That light at the end of the tunnel is now in sight and plausible, born upon vaccination, but I do not expect my daughter to be back inside that school this term.
Screens were already ubiquitous in her life in March 2020, but over the past year they’ve become present and relevant in a way our smartphones, tablets, and laptops were not before, windows onto the rest of the world, from FaceTiming with grandparents do virtual classes and recitals to hanging out with friends.
We are far from alone, as this Washington Post story relates. We’re rolling with it, as we must, but I’ve been reflective today about what has been lost or gained for millions of kids & their families, particularly those who were left behind by lack of access or computing devices.
Heather Kelly, author of the Post story, encapsulates the dynamic: “Since U.S. schools began closing down roughly a year ago, the country’s children have been adapting, learning and getting creative with how they use technology. The realities of their day-to-day lives vary wildly, as have their relationships with screens. For some, technology is a savior — the lifeline keeping them in touch with friends and helping them maintain social skills; a welcome alternative to in-person school. For others, it’s a failed promise — unable to make up for the gaps in their education, their parents’ lost wages and their own mental health.”
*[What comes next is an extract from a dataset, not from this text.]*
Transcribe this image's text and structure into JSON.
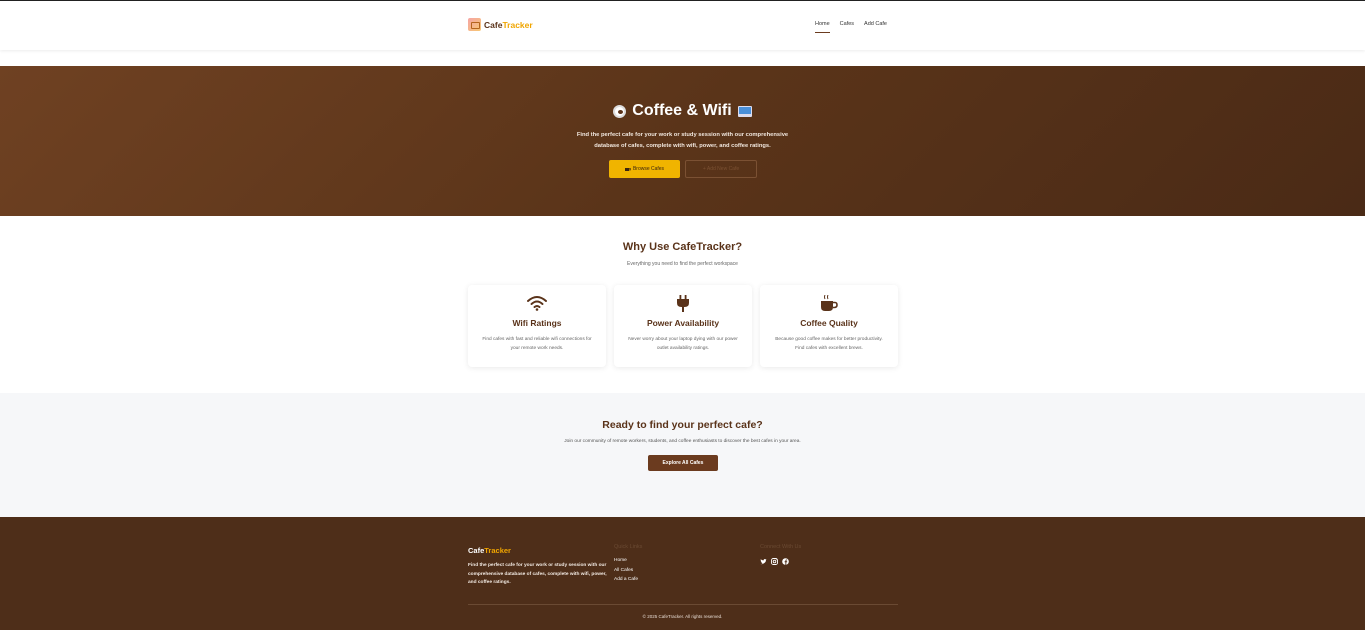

Kelly’s reporting distilled a truth about this moment: a “year of everyone turning to screens has shown us the worth, or danger, of devices has less to do with screens themselves & more to do with how they’re used. What appears to matter most is the support systems children & their parents have”
The gross inequities and inequalities laid bare by the last year show that the digital divide isn’t the fundamental driver here. It is not just about the tech, though Internet accesss and modern computing devices are obviously essential to remote learning and virtual classes: it’s the missing social safety net for families.
The USA is the only country in our peer group of developed nations without paid family leave and child care.
As former OECD ambassador Karen Kornbluh said in February, “the US is off the charts among OECD countries in our social insurance, labor & family support funding. Other countries’ education systems counter socioeconomic differences. Ours exacerbate them.”
Whatever else can be said about its strengths and deficiencies, the American Rescue Act is the most significant legislation for children’s poverty in generations.
It will come too late to prevent generational harms for many of the innocent kids and teens who endured unprecedented stresses when their schools closed, borne disproportionately by those who had the least.
The USA should catch up with our peer nations and invest in paid family leave & child care. These social safety nets will unlock a LOT of talent & help tens of millions of Americans survive the next pandemic.
We cannot bring back those we have lost nor make up the time with family, friends, and teachers, but we can ensure there are more lifelines, life jackets, boats, & supplies to aid those borne ceaselessly up by the endless tides of disruptions from wars, disasters, and climate change.
If we do not build in more resiliency, more will drown in the swift, rising waters ahead.